The last time these two teams met earlier in the final qualifying round, Mexico beat the United States, 2-1, in Azteca Stadium in Mexico City. The U.S. men have never won a game at that storied venue, which featured tens of thousands of partisan Mexican fans, as well as the pollution and altitude of Mexico's capital.
But this time the two sides, both ranked in the top 10 in the world, meet in Columbus, Ohio at the home field of Major League Soccer's Columbus Crew. Coach Bruce Arena's U.S. men have never lost in Columbus, with three wins and three draws. But Coach Arena says his players have to take every opponent seriously.
"I think all of these World Cup qualifying games are equally important," he said. "And this just happens to be Mexico this time around. So I think, you know, you can never predict results, obviously, but I think they [the players] are going to step on the field with the proper confidence and they will be prepared accordingly and play a good game. And if they can do that, they can put themselves in a position to win."
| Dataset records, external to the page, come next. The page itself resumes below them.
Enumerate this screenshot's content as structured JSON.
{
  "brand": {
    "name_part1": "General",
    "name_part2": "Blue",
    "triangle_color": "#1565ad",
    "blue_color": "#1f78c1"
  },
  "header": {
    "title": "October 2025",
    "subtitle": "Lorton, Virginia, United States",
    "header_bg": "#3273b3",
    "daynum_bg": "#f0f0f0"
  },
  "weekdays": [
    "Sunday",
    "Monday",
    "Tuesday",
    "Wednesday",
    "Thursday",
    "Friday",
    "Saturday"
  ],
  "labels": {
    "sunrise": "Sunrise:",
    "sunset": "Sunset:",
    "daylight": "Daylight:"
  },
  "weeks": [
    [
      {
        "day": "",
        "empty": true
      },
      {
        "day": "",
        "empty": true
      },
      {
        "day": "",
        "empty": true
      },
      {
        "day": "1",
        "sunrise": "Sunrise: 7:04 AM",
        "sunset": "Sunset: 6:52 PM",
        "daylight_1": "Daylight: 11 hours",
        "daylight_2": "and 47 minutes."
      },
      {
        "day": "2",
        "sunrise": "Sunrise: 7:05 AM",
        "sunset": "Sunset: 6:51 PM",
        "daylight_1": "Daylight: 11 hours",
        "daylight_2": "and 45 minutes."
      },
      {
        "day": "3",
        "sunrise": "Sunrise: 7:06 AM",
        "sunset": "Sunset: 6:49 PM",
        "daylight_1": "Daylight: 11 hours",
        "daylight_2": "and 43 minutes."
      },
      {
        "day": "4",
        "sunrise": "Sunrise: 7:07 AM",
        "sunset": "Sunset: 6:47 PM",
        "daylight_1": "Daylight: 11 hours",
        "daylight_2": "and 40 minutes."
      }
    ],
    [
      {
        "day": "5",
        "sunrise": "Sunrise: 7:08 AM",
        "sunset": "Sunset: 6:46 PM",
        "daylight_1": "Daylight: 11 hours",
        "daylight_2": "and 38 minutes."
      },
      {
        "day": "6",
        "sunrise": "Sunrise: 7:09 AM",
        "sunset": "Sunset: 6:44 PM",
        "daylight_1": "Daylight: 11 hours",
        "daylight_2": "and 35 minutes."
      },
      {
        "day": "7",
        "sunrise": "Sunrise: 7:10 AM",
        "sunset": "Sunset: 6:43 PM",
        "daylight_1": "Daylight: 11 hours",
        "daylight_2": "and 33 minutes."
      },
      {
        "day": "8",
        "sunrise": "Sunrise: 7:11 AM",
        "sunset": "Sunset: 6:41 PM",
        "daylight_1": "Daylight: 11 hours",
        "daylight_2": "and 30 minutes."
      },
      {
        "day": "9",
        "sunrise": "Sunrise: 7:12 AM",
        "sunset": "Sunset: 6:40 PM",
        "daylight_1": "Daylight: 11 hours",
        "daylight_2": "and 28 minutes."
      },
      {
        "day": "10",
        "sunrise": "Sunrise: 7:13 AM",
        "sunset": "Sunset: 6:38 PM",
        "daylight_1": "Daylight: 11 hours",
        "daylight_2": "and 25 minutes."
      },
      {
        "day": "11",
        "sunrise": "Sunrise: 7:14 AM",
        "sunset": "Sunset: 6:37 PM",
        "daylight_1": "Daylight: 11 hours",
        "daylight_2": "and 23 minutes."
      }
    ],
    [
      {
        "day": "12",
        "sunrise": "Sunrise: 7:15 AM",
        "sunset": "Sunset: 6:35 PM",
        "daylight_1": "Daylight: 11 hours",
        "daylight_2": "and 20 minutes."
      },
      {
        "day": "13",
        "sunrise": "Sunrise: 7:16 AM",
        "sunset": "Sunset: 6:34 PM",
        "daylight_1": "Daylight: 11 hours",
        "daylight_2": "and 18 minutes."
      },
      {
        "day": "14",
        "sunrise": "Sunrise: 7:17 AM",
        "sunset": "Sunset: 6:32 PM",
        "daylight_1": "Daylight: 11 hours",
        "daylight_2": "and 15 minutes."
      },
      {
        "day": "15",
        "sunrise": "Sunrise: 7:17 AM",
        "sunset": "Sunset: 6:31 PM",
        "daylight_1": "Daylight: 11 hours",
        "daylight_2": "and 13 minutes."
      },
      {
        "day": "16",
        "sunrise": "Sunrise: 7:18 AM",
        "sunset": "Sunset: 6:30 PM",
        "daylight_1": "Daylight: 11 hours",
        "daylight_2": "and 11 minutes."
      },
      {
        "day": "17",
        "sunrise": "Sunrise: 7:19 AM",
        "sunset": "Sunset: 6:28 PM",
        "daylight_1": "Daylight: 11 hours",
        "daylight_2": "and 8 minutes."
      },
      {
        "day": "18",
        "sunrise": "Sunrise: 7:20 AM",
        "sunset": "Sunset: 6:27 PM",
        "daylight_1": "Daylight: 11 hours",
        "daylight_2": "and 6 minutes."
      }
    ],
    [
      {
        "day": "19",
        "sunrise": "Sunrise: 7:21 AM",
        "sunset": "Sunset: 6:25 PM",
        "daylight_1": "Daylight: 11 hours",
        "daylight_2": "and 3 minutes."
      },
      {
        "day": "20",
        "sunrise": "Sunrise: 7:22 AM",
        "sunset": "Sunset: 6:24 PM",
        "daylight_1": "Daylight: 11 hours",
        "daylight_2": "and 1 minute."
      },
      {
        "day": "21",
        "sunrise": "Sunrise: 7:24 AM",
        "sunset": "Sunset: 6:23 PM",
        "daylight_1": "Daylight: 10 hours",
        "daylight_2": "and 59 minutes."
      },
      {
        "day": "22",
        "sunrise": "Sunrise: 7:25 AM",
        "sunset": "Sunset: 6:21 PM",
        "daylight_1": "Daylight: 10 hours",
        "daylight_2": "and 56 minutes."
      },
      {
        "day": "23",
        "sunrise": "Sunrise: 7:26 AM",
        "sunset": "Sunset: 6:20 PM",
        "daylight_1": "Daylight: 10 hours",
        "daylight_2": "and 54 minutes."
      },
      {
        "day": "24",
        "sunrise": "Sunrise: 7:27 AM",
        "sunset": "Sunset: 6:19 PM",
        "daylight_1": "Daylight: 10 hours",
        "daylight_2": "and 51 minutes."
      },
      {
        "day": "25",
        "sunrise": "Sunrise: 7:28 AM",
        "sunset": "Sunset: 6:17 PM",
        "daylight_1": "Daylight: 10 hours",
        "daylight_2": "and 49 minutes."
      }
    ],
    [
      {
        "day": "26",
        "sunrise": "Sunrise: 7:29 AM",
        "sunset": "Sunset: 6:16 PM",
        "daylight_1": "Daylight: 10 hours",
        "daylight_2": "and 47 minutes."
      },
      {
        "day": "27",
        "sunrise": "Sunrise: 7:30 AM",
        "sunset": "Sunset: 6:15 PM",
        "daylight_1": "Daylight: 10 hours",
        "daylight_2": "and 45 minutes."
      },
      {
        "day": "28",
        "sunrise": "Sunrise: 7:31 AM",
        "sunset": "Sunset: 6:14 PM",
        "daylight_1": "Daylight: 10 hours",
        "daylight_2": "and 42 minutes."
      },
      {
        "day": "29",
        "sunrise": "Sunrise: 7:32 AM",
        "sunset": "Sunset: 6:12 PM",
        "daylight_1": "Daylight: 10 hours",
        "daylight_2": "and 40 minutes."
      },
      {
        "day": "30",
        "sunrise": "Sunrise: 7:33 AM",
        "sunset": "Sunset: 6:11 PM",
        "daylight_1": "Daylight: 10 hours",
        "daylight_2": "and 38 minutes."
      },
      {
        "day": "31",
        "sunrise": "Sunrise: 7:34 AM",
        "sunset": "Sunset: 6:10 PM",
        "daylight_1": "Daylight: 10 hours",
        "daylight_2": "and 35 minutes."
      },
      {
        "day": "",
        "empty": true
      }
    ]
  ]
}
Saturday's match is a sell-out and a pro-U.S. crowd is expected to cram the nearly 23,000-seat soccer stadium. But Bruce Arena says the players on the field still have to deliver, regardless of where they are playing.
"Uh, we have no excuses. We are playing at home. We are playing in a stadium we like and we need to step on the field and win the game," he added.
Mexico leads the final round of qualifying in the North, Central American and Caribbean region with 16 points. But the Mexicans have not won a match and have not scored a goal in the United States since 1999.
The United States is one point behind Mexico with 15 going into Saturday's match. The U.S. team has matches against Guatemala (September 7) Costa Rica (October 8) and Panama (October 12) before CONCACAF regional qualifying ends.
The top three teams in the six-team group advance to the World Cup and Saturday's winner is guaranteed a berth in the 2006 tournament. The fourth-placed team in the region faces a playoff against the fifth-placed finisher from Asia for a spot in next year's tournament.